>>>>

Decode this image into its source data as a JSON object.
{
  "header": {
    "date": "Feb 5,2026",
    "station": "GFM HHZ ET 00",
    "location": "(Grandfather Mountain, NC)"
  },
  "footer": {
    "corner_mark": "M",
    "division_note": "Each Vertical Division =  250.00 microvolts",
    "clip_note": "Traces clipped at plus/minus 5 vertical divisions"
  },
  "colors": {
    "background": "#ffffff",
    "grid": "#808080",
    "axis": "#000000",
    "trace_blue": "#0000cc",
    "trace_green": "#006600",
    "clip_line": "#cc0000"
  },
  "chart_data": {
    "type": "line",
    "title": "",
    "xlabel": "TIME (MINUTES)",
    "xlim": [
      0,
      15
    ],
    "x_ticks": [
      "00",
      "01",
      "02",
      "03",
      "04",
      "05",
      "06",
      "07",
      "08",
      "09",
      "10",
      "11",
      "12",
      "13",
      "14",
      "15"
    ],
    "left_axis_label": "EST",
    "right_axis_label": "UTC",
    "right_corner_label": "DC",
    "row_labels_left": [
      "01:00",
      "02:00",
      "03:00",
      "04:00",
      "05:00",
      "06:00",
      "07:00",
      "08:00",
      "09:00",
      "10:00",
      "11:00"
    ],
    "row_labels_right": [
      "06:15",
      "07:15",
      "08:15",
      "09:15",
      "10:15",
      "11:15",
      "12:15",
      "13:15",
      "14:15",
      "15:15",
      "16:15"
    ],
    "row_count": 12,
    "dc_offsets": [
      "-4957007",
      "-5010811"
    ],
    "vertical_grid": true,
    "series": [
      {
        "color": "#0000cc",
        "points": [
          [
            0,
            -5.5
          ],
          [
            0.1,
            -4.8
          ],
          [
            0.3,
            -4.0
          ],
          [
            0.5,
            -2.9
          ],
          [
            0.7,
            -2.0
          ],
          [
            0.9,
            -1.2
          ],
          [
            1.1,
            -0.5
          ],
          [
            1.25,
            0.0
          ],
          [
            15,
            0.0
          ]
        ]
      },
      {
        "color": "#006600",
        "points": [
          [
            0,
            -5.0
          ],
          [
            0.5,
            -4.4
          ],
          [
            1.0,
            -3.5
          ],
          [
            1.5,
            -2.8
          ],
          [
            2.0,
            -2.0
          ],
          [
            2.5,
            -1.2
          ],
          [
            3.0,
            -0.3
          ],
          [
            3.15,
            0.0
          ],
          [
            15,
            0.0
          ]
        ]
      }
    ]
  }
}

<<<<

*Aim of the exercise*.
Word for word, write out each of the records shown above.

*Output below*.
Decode this image into its source data as a JSON object.
{
  "header": {
    "date": "Feb 5,2026",
    "station": "GFM HHZ ET 00",
    "location": "(Grandfather Mountain, NC)"
  },
  "footer": {
    "corner_mark": "M",
    "division_note": "Each Vertical Division =  250.00 microvolts",
    "clip_note": "Traces clipped at plus/minus 5 vertical divisions"
  },
  "colors": {
    "background": "#ffffff",
    "grid": "#808080",
    "axis": "#000000",
    "trace_blue": "#0000cc",
    "trace_green": "#006600",
    "clip_line": "#cc0000"
  },
  "chart_data": {
    "type": "line",
    "title": "",
    "xlabel": "TIME (MINUTES)",
    "xlim": [
      0,
      15
    ],
    "x_ticks": [
      "00",
      "01",
      "02",
      "03",
      "04",
      "05",
      "06",
      "07",
      "08",
      "09",
      "10",
      "11",
      "12",
      "13",
      "14",
      "15"
    ],
    "left_axis_label": "EST",
    "right_axis_label": "UTC",
    "right_corner_label": "DC",
    "row_labels_left": [
      "01:00",
      "02:00",
      "03:00",
      "04:00",
      "05:00",
      "06:00",
      "07:00",
      "08:00",
      "09:00",
      "10:00",
      "11:00"
    ],
    "row_labels_right": [
      "06:15",
      "07:15",
      "08:15",
      "09:15",
      "10:15",
      "11:15",
      "12:15",
      "13:15",
      "14:15",
      "15:15",
      "16:15"
    ],
    "row_count": 12,
    "dc_offsets": [
      "-4957007",
      "-5010811"
    ],
    "vertical_grid": true,
    "series": [
      {
        "color": "#0000cc",
        "points": [
          [
            0,
            -5.5
          ],
          [
            0.1,
            -4.8
          ],
          [
            0.3,
            -4.0
          ],
          [
            0.5,
            -2.9
          ],
          [
            0.7,
            -2.0
          ],
          [
            0.9,
            -1.2
          ],
          [
            1.1,
            -0.5
          ],
          [
            1.25,
            0.0
          ],
          [
            15,
            0.0
          ]
        ]
      },
      {
        "color": "#006600",
        "points": [
          [
            0,
            -5.0
          ],
          [
            0.5,
            -4.4
          ],
          [
            1.0,
            -3.5
          ],
          [
            1.5,
            -2.8
          ],
          [
            2.0,
            -2.0
          ],
          [
            2.5,
            -1.2
          ],
          [
            3.0,
            -0.3
          ],
          [
            3.15,
            0.0
          ],
          [
            15,
            0.0
          ]
        ]
      }
    ]
  }
}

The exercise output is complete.